One of those with ideas about the future of British racing is Steve Fry, co-founder and director of sports marketing agency M2 Sports.

‘It’s a tough sell’

Mr Fry has set out the three ways he believes the sport can be made sustainable in this country.

He told Cycling Weekly: “[JLT closing] is a huge disappointment for the domestic scene, especially off the back of One Pro announcing they’re going to stop their continental team.

“It’s where the domestic scene is at the moment. Team owners are struggling in terms of being able to find the investment and the sponsorship that makes them viable.

“It’s a tough sell. The sponsorship model is very tough at the moment.

“My view is there are things we can do to help the teams become more viable.”

The money

Mr Fry believe the problem boils down to how money is shared within the sport – an issue affecting teams at every level.

The most successful professional sports pull in money from multiple avenues – ticket sales, prize money, sponsorship and merchandise.

But cycling has developed in a different way, with no ticket sales, money from television broadcasts cornered by race organisers, and prize money being spread amongst riders and staff.

Merchandising is also a struggle, because teams change so regularly it is hard for outfits to build a strong identity fans can engage with.

The sole source of cash for cycling teams is sponsorship.

Not just the domestic scene

Along with the closure of One Pro and JLT, professional continental level team Aqua Blue Sport recently announced it would cease immediately, in part blaming a lack of support from race organisers.

And at WorldTour level, BMC Racing will be taken over by Polish company CCC after the death of financial backer Andy Rihs earlier this year.

The loss of British teams has resulted in some branding the scene “the worst it’s ever been.”

The changes

Mr Fry sees a threefold solution to Britain’s racing woes – a budget cap for continental teams, establishing a coherent race calendar, and teams doing more to prove their worth to sponsors.

He said: “We’ve got to have a more coherent national series really.

“At continental level teams we need to get some heads together with regards to race organisers and British Cycling and create something that is meaningful to the public.”

“It could be as simple as having a British championship.”

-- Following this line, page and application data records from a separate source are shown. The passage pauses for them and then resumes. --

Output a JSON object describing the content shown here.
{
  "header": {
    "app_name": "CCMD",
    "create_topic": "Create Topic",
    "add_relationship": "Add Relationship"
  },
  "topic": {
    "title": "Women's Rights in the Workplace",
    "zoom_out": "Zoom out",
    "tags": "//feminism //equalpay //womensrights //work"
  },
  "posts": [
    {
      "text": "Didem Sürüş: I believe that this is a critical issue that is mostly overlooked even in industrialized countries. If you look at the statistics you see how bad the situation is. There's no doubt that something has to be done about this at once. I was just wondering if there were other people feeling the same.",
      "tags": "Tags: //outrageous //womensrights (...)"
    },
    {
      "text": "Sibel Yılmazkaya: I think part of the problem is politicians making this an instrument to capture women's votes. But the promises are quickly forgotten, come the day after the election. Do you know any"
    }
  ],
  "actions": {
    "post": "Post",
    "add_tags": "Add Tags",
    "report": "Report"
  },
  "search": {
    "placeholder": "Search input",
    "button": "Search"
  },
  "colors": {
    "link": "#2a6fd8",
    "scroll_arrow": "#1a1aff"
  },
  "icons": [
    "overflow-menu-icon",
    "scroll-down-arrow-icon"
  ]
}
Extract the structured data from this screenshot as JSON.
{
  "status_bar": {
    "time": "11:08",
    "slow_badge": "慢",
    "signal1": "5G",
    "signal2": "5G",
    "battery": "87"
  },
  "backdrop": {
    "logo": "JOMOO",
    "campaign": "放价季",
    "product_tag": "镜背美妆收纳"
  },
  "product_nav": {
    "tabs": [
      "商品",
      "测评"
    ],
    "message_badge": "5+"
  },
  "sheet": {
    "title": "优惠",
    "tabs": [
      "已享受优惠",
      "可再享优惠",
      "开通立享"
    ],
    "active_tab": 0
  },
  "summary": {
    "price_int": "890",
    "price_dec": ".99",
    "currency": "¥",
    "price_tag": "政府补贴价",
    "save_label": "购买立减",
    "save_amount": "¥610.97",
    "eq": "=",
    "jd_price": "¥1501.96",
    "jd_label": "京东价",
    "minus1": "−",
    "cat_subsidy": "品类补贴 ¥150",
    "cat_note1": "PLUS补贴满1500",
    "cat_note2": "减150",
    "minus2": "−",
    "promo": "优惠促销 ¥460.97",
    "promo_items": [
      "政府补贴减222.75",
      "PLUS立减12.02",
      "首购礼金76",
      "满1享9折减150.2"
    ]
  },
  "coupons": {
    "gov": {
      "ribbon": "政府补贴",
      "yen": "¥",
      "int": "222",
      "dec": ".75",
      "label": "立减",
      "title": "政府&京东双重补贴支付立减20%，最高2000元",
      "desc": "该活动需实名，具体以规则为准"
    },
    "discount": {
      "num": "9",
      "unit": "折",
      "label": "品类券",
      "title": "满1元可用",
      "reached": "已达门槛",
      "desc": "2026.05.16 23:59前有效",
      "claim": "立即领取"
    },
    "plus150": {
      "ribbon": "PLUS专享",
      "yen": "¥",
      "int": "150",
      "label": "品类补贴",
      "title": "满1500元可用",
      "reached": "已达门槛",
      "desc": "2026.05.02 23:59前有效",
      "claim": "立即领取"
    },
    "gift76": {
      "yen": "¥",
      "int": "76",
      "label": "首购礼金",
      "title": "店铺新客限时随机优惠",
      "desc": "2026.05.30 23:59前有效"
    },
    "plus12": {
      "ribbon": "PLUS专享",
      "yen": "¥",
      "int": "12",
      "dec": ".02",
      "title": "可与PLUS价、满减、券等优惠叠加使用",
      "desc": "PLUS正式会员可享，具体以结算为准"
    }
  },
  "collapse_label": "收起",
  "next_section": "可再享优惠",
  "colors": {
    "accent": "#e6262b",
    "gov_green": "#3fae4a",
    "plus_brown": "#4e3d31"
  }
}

This could be a model like British Superbike, Mr Fry said, with distinct rounds of racing, best rider and team categories, and a regular time slot on TV.

The budget cap is also an idea that has been suggested for WorldTour teams, to stop dominant performances by one outfit.

But at the continental level, Mr Fry said the cap would prevent the inflation of rider wages to an unsustainable level for sponsors.

He said: “I know of one rider who was on a six figure salary in a continental team.”

The final suggestion for ensuring the future of teams is ‘sponsor management resource’ – in short, teams need to show sponsors that they are worth investing in.

This basically involves activities or campaigns that make the most of a sponsorship – riders appearing in adverts, for example.

Mr Fry accepts that these changes are not easy, and require collaboration between teams, race organisers and cycling organisations.

But the future of British racing may lie in some big changes for the scene.